Supplied material below:

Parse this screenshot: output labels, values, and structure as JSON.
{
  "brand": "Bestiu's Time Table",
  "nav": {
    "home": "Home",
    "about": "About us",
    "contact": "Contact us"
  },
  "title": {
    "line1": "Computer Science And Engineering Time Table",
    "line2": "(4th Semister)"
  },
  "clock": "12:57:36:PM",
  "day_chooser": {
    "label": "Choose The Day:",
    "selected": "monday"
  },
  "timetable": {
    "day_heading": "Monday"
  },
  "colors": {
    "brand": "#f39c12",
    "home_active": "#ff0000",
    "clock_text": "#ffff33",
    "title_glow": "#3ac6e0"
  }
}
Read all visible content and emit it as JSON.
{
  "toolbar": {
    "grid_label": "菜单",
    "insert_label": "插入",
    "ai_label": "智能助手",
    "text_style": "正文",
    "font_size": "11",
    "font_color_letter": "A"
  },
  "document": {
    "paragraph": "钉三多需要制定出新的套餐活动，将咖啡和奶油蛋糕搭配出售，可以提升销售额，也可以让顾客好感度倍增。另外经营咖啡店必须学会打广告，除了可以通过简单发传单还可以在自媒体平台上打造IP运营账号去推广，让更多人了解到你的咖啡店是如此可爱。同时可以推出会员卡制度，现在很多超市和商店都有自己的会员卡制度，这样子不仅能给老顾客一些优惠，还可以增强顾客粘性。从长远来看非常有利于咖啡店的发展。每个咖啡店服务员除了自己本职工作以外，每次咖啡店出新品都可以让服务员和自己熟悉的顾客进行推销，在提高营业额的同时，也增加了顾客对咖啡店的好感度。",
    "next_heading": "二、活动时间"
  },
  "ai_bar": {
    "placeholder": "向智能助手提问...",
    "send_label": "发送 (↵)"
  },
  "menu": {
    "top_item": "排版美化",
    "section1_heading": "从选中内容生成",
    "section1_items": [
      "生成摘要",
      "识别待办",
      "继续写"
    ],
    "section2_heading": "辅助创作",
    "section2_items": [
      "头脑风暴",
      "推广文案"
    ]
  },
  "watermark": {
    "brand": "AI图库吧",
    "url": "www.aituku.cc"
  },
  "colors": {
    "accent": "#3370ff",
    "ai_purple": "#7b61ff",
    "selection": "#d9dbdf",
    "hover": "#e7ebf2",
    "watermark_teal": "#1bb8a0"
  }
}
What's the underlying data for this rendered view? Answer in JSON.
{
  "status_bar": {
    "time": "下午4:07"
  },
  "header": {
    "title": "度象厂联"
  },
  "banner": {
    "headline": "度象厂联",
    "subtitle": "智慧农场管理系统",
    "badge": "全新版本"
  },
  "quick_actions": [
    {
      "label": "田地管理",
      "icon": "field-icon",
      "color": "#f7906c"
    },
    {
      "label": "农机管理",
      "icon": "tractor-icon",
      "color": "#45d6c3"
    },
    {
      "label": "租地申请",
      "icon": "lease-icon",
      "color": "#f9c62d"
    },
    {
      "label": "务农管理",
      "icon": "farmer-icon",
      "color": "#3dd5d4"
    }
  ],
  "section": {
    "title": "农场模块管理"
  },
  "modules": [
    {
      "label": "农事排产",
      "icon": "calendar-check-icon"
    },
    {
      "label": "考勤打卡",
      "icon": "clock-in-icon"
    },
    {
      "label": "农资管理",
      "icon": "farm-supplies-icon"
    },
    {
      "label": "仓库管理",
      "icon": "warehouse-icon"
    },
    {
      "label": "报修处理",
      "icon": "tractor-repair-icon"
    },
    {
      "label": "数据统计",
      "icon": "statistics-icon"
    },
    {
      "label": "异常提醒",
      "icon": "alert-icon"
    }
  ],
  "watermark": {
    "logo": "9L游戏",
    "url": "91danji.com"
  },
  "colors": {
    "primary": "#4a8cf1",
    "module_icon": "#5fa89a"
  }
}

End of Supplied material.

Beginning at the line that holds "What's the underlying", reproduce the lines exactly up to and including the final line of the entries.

◆ **Exercise solution**:
What's the underlying data for this rendered view? Answer in JSON.
{
  "status_bar": {
    "time": "下午4:07"
  },
  "header": {
    "title": "度象厂联"
  },
  "banner": {
    "headline": "度象厂联",
    "subtitle": "智慧农场管理系统",
    "badge": "全新版本"
  },
  "quick_actions": [
    {
      "label": "田地管理",
      "icon": "field-icon",
      "color": "#f7906c"
    },
    {
      "label": "农机管理",
      "icon": "tractor-icon",
      "color": "#45d6c3"
    },
    {
      "label": "租地申请",
      "icon": "lease-icon",
      "color": "#f9c62d"
    },
    {
      "label": "务农管理",
      "icon": "farmer-icon",
      "color": "#3dd5d4"
    }
  ],
  "section": {
    "title": "农场模块管理"
  },
  "modules": [
    {
      "label": "农事排产",
      "icon": "calendar-check-icon"
    },
    {
      "label": "考勤打卡",
      "icon": "clock-in-icon"
    },
    {
      "label": "农资管理",
      "icon": "farm-supplies-icon"
    },
    {
      "label": "仓库管理",
      "icon": "warehouse-icon"
    },
    {
      "label": "报修处理",
      "icon": "tractor-repair-icon"
    },
    {
      "label": "数据统计",
      "icon": "statistics-icon"
    },
    {
      "label": "异常提醒",
      "icon": "alert-icon"
    }
  ],
  "watermark": {
    "logo": "9L游戏",
    "url": "91danji.com"
  },
  "colors": {
    "primary": "#4a8cf1",
    "module_icon": "#5fa89a"
  }
}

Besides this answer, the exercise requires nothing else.